[Prompt]: Report every line below that has the string "title" in it.

App and web page records

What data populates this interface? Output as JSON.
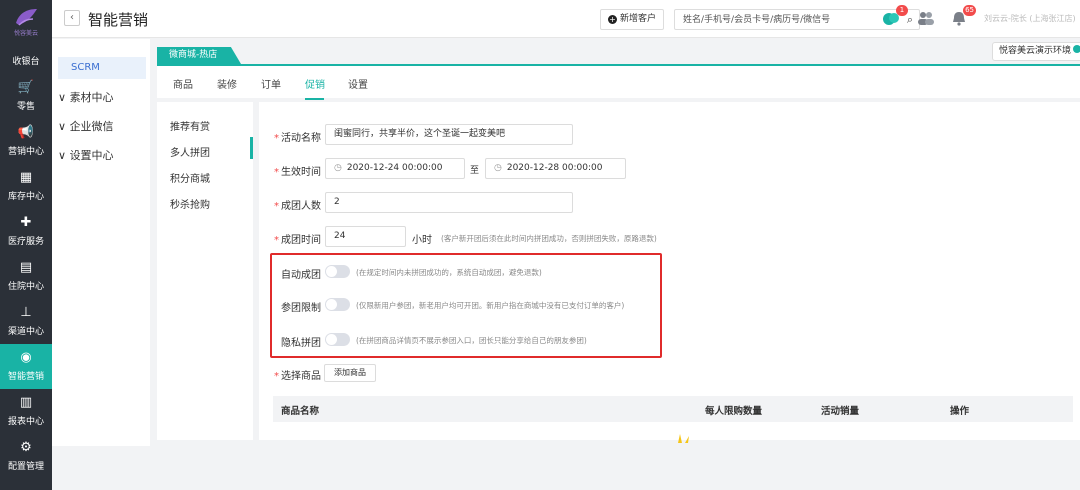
{
  "brand": {
    "logo_text": "悦容美云",
    "accent": "#19b3a5",
    "rail_bg": "#2b3038"
  },
  "rail": [
    {
      "label": "收银台",
      "icon": "cashier-icon"
    },
    {
      "label": "零售",
      "icon": "cart-icon"
    },
    {
      "label": "营销中心",
      "icon": "megaphone-icon"
    },
    {
      "label": "库存中心",
      "icon": "grid-icon"
    },
    {
      "label": "医疗服务",
      "icon": "medkit-icon"
    },
    {
      "label": "住院中心",
      "icon": "clipboard-icon"
    },
    {
      "label": "渠道中心",
      "icon": "sitemap-icon"
    },
    {
      "label": "智能营销",
      "icon": "smart-marketing-icon",
      "active": true
    },
    {
      "label": "报表中心",
      "icon": "bar-chart-icon"
    },
    {
      "label": "配置管理",
      "icon": "gear-icon"
    }
  ],
  "header": {
    "back_icon": "chevron-left-icon",
    "title": "智能营销",
    "new_customer": "新增客户",
    "search_placeholder": "姓名/手机号/会员卡号/病历号/微信号",
    "chat_badge": "1",
    "bell_badge": "65",
    "user": "刘云云-院长 (上海张江店)"
  },
  "subside": {
    "active": "SCRM",
    "items": [
      "素材中心",
      "企业微信",
      "设置中心"
    ]
  },
  "env_tag": "悦容美云演示环境",
  "store_tab": "微商城-热店",
  "tabs": [
    "商品",
    "装修",
    "订单",
    "促销",
    "设置"
  ],
  "types": [
    "推荐有赏",
    "多人拼团",
    "积分商城",
    "秒杀抢购"
  ],
  "form": {
    "activity_name_label": "活动名称",
    "activity_name_value": "闺蜜同行，共享半价，这个圣诞一起变美吧",
    "time_label": "生效时间",
    "start_time": "2020-12-24 00:00:00",
    "to": "至",
    "end_time": "2020-12-28 00:00:00",
    "group_size_label": "成团人数",
    "group_size_value": "2",
    "group_time_label": "成团时间",
    "group_time_value": "24",
    "group_time_unit": "小时",
    "group_time_note": "(客户新开团后须在此时间内拼团成功，否则拼团失败，原路退款)",
    "auto_label": "自动成团",
    "auto_note": "(在规定时间内未拼团成功的，系统自动成团，避免退款)",
    "limit_label": "参团限制",
    "limit_note": "(仅限新用户参团，新老用户均可开团。新用户指在商城中没有已支付订单的客户)",
    "private_label": "隐私拼团",
    "private_note": "(在拼团商品详情页不展示参团入口，团长只能分享给自己的朋友参团)",
    "product_label": "选择商品",
    "add_product": "添加商品"
  },
  "table": {
    "headers": [
      "商品名称",
      "每人限购数量",
      "活动销量",
      "操作"
    ]
  }
}
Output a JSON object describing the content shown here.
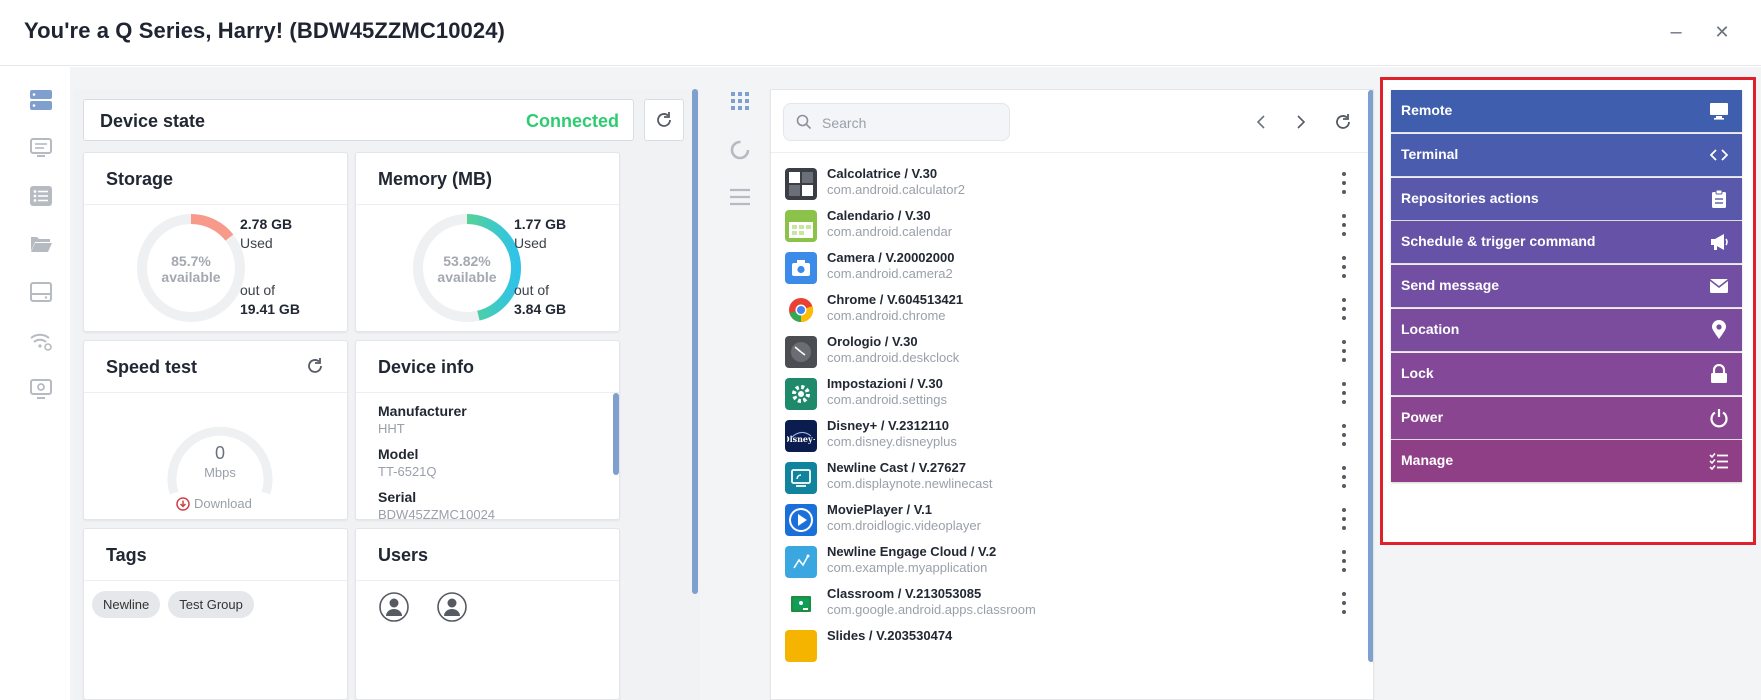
{
  "window": {
    "title": "You're a Q Series, Harry! (BDW45ZZMC10024)",
    "minimize": "–",
    "close": "✕"
  },
  "device_state": {
    "label": "Device state",
    "status": "Connected",
    "status_color": "#2ecc71"
  },
  "storage": {
    "title": "Storage",
    "percent": "85.7%",
    "available_label": "available",
    "used_value": "2.78 GB",
    "used_label": "Used",
    "out_of_label": "out of",
    "total": "19.41 GB",
    "used_fraction": 0.143
  },
  "memory": {
    "title": "Memory (MB)",
    "percent": "53.82%",
    "available_label": "available",
    "used_value": "1.77 GB",
    "used_label": "Used",
    "out_of_label": "out of",
    "total": "3.84 GB",
    "used_fraction": 0.4618
  },
  "speed_test": {
    "title": "Speed test",
    "value": "0",
    "unit": "Mbps",
    "download_label": "Download"
  },
  "device_info": {
    "title": "Device info",
    "fields": [
      {
        "label": "Manufacturer",
        "value": "HHT"
      },
      {
        "label": "Model",
        "value": "TT-6521Q"
      },
      {
        "label": "Serial",
        "value": "BDW45ZZMC10024"
      }
    ]
  },
  "tags": {
    "title": "Tags",
    "items": [
      "Newline",
      "Test Group"
    ]
  },
  "users": {
    "title": "Users"
  },
  "apps": {
    "search_placeholder": "Search",
    "items": [
      {
        "name": "Calcolatrice / V.30",
        "package": "com.android.calculator2",
        "icon": "calculator-icon",
        "color": "#3b3f45"
      },
      {
        "name": "Calendario / V.30",
        "package": "com.android.calendar",
        "icon": "calendar-icon",
        "color": "#8bc34a"
      },
      {
        "name": "Camera / V.20002000",
        "package": "com.android.camera2",
        "icon": "camera-icon",
        "color": "#3d8be8"
      },
      {
        "name": "Chrome / V.604513421",
        "package": "com.android.chrome",
        "icon": "chrome-icon",
        "color": "#ffffff"
      },
      {
        "name": "Orologio / V.30",
        "package": "com.android.deskclock",
        "icon": "clock-icon",
        "color": "#4a4d52"
      },
      {
        "name": "Impostazioni / V.30",
        "package": "com.android.settings",
        "icon": "settings-gear-icon",
        "color": "#1f8a6b"
      },
      {
        "name": "Disney+ / V.2312110",
        "package": "com.disney.disneyplus",
        "icon": "disney-plus-icon",
        "color": "#0b1d4e"
      },
      {
        "name": "Newline Cast / V.27627",
        "package": "com.displaynote.newlinecast",
        "icon": "cast-icon",
        "color": "#12839c"
      },
      {
        "name": "MoviePlayer / V.1",
        "package": "com.droidlogic.videoplayer",
        "icon": "play-icon",
        "color": "#1b6fd9"
      },
      {
        "name": "Newline Engage Cloud / V.2",
        "package": "com.example.myapplication",
        "icon": "engage-cloud-icon",
        "color": "#3ba7e0"
      },
      {
        "name": "Classroom / V.213053085",
        "package": "com.google.android.apps.classroom",
        "icon": "classroom-icon",
        "color": "#ffffff"
      },
      {
        "name": "Slides / V.203530474",
        "package": "",
        "icon": "slides-icon",
        "color": "#f5b400"
      }
    ]
  },
  "actions": [
    {
      "label": "Remote",
      "icon": "monitor-icon",
      "color": "#3f5fae"
    },
    {
      "label": "Terminal",
      "icon": "code-icon",
      "color": "#4a5cad"
    },
    {
      "label": "Repositories actions",
      "icon": "clipboard-icon",
      "color": "#5a58ab"
    },
    {
      "label": "Schedule & trigger command",
      "icon": "megaphone-icon",
      "color": "#6653a7"
    },
    {
      "label": "Send message",
      "icon": "envelope-icon",
      "color": "#724fa2"
    },
    {
      "label": "Location",
      "icon": "map-pin-icon",
      "color": "#7b4b9d"
    },
    {
      "label": "Lock",
      "icon": "lock-icon",
      "color": "#834897"
    },
    {
      "label": "Power",
      "icon": "power-icon",
      "color": "#8a4591"
    },
    {
      "label": "Manage",
      "icon": "checklist-icon",
      "color": "#8f3f86"
    }
  ]
}
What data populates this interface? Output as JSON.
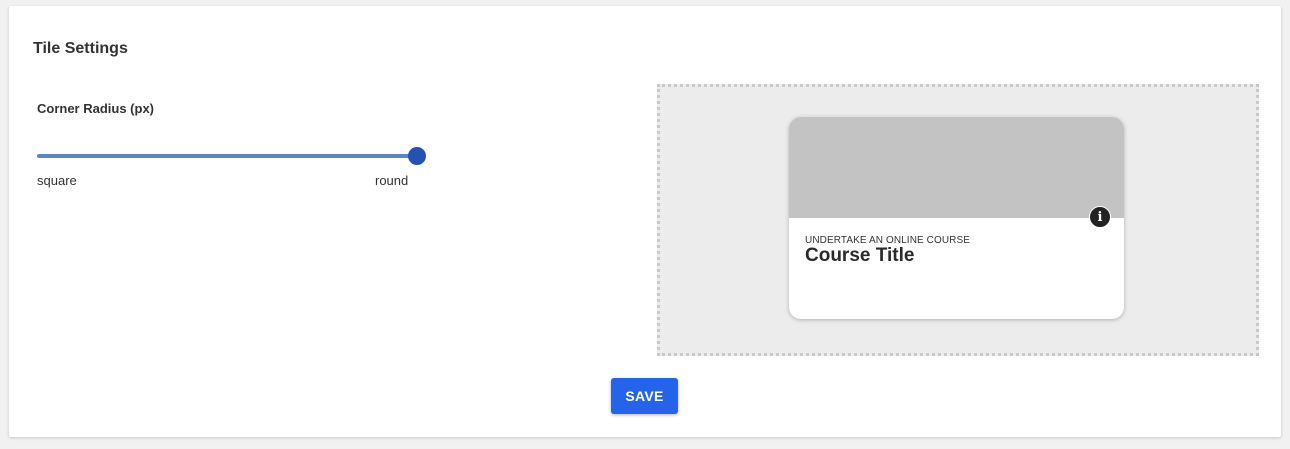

[Final answer]:
    "title": "智能营销",
    "title": "You're a Q Series, Harry! (BDW45ZZMC10024)",
    "title": "Storage",
    "title": "Memory (MB)",
    "title": "Speed test",
    "title": "Device info",
    "title": "Tags",
    "title": "Users"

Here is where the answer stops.